Page and application data records:
--------

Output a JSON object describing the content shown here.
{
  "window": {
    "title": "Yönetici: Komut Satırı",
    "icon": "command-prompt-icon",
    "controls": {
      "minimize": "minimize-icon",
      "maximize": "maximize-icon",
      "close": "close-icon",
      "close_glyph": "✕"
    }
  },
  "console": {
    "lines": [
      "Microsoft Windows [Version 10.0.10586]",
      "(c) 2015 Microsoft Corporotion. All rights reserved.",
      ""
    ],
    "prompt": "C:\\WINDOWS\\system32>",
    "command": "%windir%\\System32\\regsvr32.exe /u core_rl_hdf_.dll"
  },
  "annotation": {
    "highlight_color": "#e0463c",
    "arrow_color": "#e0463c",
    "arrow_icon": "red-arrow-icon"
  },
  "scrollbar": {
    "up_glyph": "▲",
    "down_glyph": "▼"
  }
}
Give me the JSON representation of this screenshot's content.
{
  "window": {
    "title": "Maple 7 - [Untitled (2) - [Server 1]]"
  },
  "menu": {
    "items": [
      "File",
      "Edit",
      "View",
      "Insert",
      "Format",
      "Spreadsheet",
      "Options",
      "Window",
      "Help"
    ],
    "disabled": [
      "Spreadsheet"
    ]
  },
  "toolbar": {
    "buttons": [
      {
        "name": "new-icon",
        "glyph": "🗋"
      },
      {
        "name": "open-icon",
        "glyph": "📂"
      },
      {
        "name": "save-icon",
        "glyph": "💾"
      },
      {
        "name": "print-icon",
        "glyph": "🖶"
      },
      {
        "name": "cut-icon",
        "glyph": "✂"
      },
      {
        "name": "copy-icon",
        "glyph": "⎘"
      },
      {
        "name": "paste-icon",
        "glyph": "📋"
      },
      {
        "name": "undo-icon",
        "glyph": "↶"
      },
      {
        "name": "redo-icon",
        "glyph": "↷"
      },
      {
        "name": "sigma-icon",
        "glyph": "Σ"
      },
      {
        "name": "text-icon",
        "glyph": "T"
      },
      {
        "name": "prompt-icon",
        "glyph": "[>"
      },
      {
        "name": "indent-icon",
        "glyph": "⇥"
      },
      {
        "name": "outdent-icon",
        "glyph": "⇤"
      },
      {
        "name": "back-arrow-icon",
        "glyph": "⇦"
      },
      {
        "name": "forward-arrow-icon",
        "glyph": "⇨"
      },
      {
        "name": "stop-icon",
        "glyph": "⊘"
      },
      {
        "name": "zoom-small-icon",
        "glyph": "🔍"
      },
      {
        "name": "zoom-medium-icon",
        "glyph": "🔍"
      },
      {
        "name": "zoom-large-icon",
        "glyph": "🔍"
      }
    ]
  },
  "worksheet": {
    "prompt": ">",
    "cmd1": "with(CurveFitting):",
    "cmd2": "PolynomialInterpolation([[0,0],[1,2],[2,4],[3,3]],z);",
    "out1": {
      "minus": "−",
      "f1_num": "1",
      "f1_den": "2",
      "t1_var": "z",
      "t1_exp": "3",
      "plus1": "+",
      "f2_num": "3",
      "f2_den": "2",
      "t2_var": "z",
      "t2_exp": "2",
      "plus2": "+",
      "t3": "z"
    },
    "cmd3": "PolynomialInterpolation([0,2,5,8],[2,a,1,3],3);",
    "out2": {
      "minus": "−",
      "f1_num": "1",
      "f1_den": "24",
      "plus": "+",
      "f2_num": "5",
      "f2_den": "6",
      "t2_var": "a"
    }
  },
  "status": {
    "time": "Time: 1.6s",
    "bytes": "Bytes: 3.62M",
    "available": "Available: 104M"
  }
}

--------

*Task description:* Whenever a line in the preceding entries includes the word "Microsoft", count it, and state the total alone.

*Response box:* 2